It is not true that refereeing is cost-free, even though referees are not

In some literature research that I did last year for JISC, I found several
papers that estimated the cost of refereeing - which lies in the
*administration* of a refereeing system, which cannot be undertaken
voluntarily for anything beyond a very small journal.  The papers reviewed
were by authoritative authors such as Tenopir and King, Bernard Donovan
and Aldyth Holmes. The consensus of these papers was that it costs about
US$20 per printed page to referee an article, say $200 per article if an
average one is 20 printed pages.  But these costs apply to rejected as
well as accepted papers.  So if the rejection rate is 50%, the refereeing
cost per published paper is $400.  For a journal publishing hundreds of
papers per annum this is a non- trivial cost.

Fytton Rowland (usually at Loughborough University, UK, but currently at
Victoria University of Wellington, New Zealand)


Quoting Mark Funk <mefunk@mail.med.cornell.edu>:

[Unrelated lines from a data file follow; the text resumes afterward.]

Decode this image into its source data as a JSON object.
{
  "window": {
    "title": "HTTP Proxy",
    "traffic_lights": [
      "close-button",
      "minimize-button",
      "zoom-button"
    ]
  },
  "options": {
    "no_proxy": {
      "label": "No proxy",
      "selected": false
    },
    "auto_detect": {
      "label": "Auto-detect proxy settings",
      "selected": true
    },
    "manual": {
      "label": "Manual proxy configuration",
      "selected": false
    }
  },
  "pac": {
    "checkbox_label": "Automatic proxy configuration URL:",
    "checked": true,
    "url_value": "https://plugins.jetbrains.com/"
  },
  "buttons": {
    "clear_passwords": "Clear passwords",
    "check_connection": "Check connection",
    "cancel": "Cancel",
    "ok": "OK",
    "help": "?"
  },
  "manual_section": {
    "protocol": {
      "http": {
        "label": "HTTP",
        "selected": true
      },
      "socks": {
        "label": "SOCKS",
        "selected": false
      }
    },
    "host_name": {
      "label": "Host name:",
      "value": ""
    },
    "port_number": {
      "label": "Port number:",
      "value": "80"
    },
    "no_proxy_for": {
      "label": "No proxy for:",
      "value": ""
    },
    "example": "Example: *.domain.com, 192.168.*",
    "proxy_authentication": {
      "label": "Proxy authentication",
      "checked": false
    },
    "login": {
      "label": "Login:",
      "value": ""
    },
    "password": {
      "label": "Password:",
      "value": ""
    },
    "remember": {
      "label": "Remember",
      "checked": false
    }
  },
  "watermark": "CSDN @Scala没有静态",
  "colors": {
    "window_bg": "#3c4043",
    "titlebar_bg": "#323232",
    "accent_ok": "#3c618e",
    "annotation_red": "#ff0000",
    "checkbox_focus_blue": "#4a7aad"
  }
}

> David Ball suggests that commercial publishers have a near-monopoly on
> validation, through the editorial process, and that this process is what
> we pay for. Open access does not necessarily mean "no refereeing." It 
> can mean that, but most of the open access models we are discussing
> (BioMed Central, PLoS, etc.) have in place the exact same validation 
> process that traditional journals use: articles are submitted to 
> editors, who assign referees to evaluate and make suggestions for 
> improvement. After revisions are made and approved, the article is 
> accepted and published. There is no monopoly on the validation process.
> Also, I would disagree with the statment that we are paying for this
> process, and that dissemination is secondary. Except for stipends, or
> perhaps a small salary paid to the journal editor (who is usually an
> academician), referees are not paid for their services. This is the
> most important part of peer review, and the publisher pays nothing for 
> this invaluable donation of time and expertise. For commercial publishers
> to claim they have high costs for the editorial review process is a 
> gross exaggeration at best.
> Mark Funk
> Head, Collection Development
> Weill Cornell Medical Library
> mefunk@mail.med.cornell.edu